The Bible also clearly teaches that some, truly converted and for a while faithful, would later go back into the world and lose their souls. Jesus taught this in the parable of the sower. There was an immoral brother in the church at Corinth whose conduct was more scandalous than that of the heathen. (I Cor. 5). The church had hardly begun in Jerusalem when Ananias and Sapphira lied to the apostles about a benevolent contribution to the poor and were stricken dead. There will be both good people and bad people in the church until the end of time. This is the work of Satan and his aim is to destroy the church.
Finally, let us not conclude from these facts that we should not exercise church discipline today, for the Bible teaches this should be done. On the other hand earthly power and force cannot be used to exterminate religious error. The church of Rome put thousands to death for disagreeing with its doctrines, including burning at the stake.
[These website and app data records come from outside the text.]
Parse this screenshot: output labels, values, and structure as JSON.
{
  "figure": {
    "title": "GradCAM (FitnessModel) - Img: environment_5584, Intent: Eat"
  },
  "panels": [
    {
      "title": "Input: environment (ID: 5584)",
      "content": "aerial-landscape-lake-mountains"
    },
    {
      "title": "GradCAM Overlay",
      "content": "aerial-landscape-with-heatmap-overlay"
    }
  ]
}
Protestant churches have shamefully persecuted those who disagreed with their doctrines. Within Christendom today, there are hundreds of different churches with different doctrines and all profess to be followers of Christ. All claim to be in the church Jesus built. It can be very difficult to know what is wheat and what is tares. Christians are not allowed to use peersecution or earthly force to root out error in the Christian religion. The final separation of the wheat and tares will be made by the angels at the end of the world. The main point in this parable is that there will always be good and evil in the church and that evil cannot be completely rooted out of the church.
This parable does not forbid church discipline. If a member of the church persists in sin and refuses to repent, we have no alternative but to withdraw fellowship in the hope of bringing him to repentance and
restoration. We can only imagine what one church in Nashville had to go through some time ago. How does a congregation cope when one of its leaders falls? The Minister was aarrested for stealing. On the Sunday after the Minister's arrest, the Elders made this statement, “We want to assure you that are committed to supporting our Minister in every way that we can. Our love for him and his family is unconditional. In so many ways, these are uncharted waters for us. There is so much we do not know.” The Minister was given a leave of absence with pay, but he was relieved of his preaching duties. Arrangements were made forr him to receive personal and financial counseling. We hope the very best for that preacher and the congregation.
If preachers can go bad, we can all go bad. James said, “Resist the devil and he will flee from you.” In the famous prayer Jesus taught people to use, one of the petitions was, “Deliver us from evil or deliver us from the evil one.” Offer that petition often. .From this parable we learn that we should be wheat, not tares. Let us be sincere and devoted Christians. at all times, in public and in private. Let us be what we profess to be, a Christian in sincerity and truth Let us be what we appear to be to others, a new creature in Christ Jesus. Let us be what we profess to be, children .of God by faith in Christ Jesus.